*Supplied data*
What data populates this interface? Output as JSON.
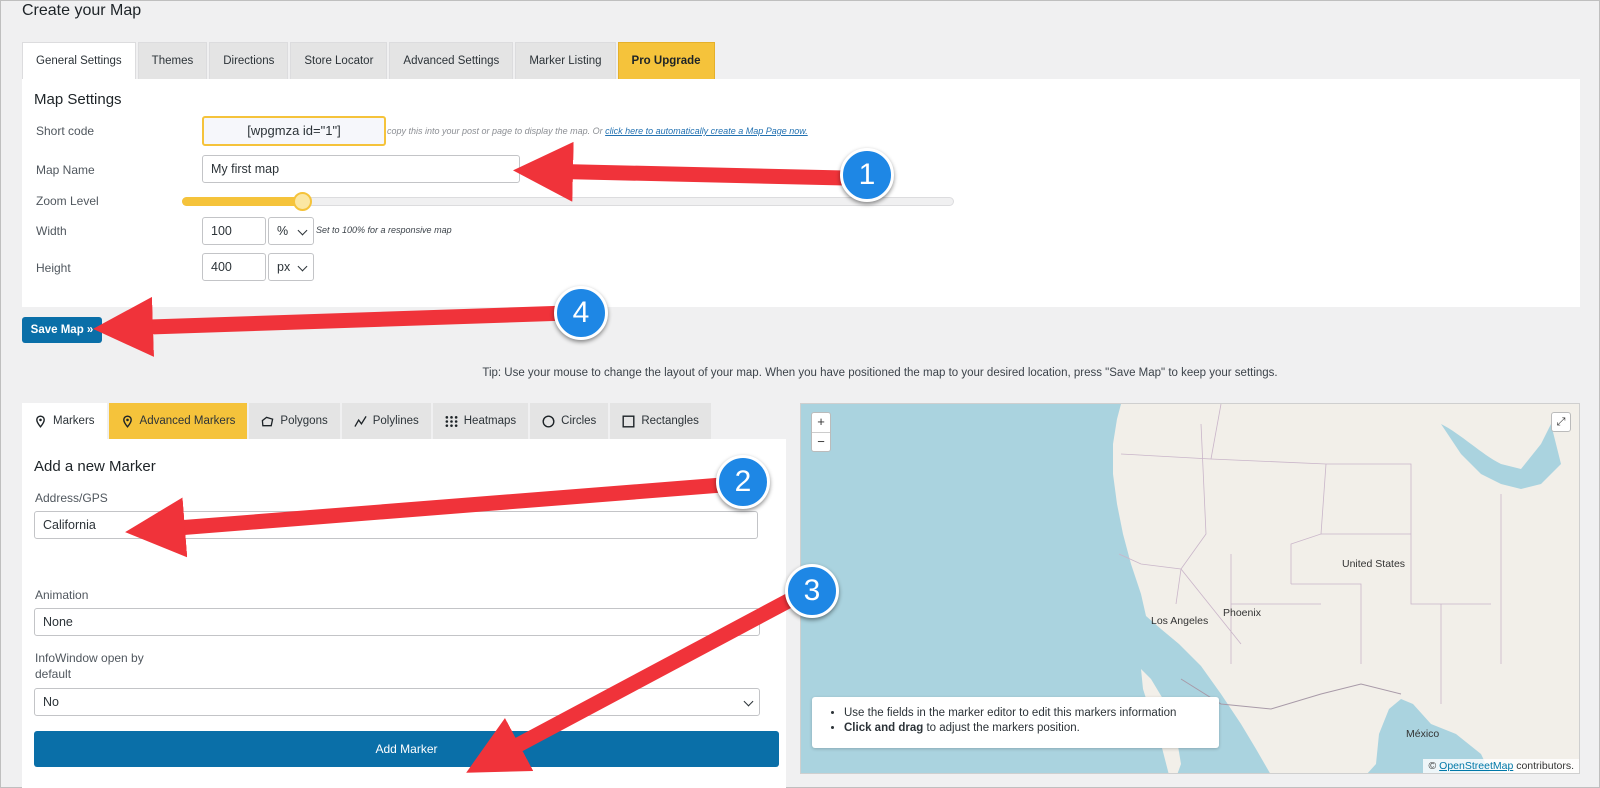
{
  "page_title": "Create your Map",
  "tabs": [
    "General Settings",
    "Themes",
    "Directions",
    "Store Locator",
    "Advanced Settings",
    "Marker Listing",
    "Pro Upgrade"
  ],
  "map_settings": {
    "title": "Map Settings",
    "shortcode_label": "Short code",
    "shortcode_value": "[wpgmza id=\"1\"]",
    "shortcode_hint": "copy this into your post or page to display the map. Or",
    "shortcode_link": "click here to automatically create a Map Page now.",
    "map_name_label": "Map Name",
    "map_name_value": "My first map",
    "zoom_label": "Zoom Level",
    "zoom_fraction": 0.155,
    "width_label": "Width",
    "width_value": "100",
    "width_unit": "%",
    "width_hint": "Set to 100% for a responsive map",
    "height_label": "Height",
    "height_value": "400",
    "height_unit": "px"
  },
  "save_button": "Save Map »",
  "tip": "Tip: Use your mouse to change the layout of your map. When you have positioned the map to your desired location, press \"Save Map\" to keep your settings.",
  "marker_tabs": [
    "Markers",
    "Advanced Markers",
    "Polygons",
    "Polylines",
    "Heatmaps",
    "Circles",
    "Rectangles"
  ],
  "marker_form": {
    "title": "Add a new Marker",
    "address_label": "Address/GPS",
    "address_value": "California",
    "animation_label": "Animation",
    "animation_value": "None",
    "infowindow_label_1": "InfoWindow open by",
    "infowindow_label_2": "default",
    "infowindow_value": "No",
    "add_button": "Add Marker"
  },
  "map": {
    "zoom_in": "+",
    "zoom_out": "−",
    "labels": [
      "United States",
      "Phoenix",
      "Los Angeles",
      "México"
    ],
    "info_1": "Use the fields in the marker editor to edit this markers information",
    "info_2_bold": "Click and drag",
    "info_2_rest": " to adjust the markers position.",
    "attribution_prefix": "©",
    "attribution_link": "OpenStreetMap",
    "attribution_suffix": " contributors."
  },
  "annotations": [
    "1",
    "2",
    "3",
    "4"
  ],
  "colors": {
    "accent_yellow": "#f5c33b",
    "button_blue": "#0a6fa8",
    "arrow_red": "#f0333a",
    "badge_blue": "#1e87e5"
  }
}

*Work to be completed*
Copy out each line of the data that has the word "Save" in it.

*Written answer*
  "save_button": "Save Map »",
  "tip": "Tip: Use your mouse to change the layout of your map. When you have positioned the map to your desired location, press \"Save Map\" to keep your settings.",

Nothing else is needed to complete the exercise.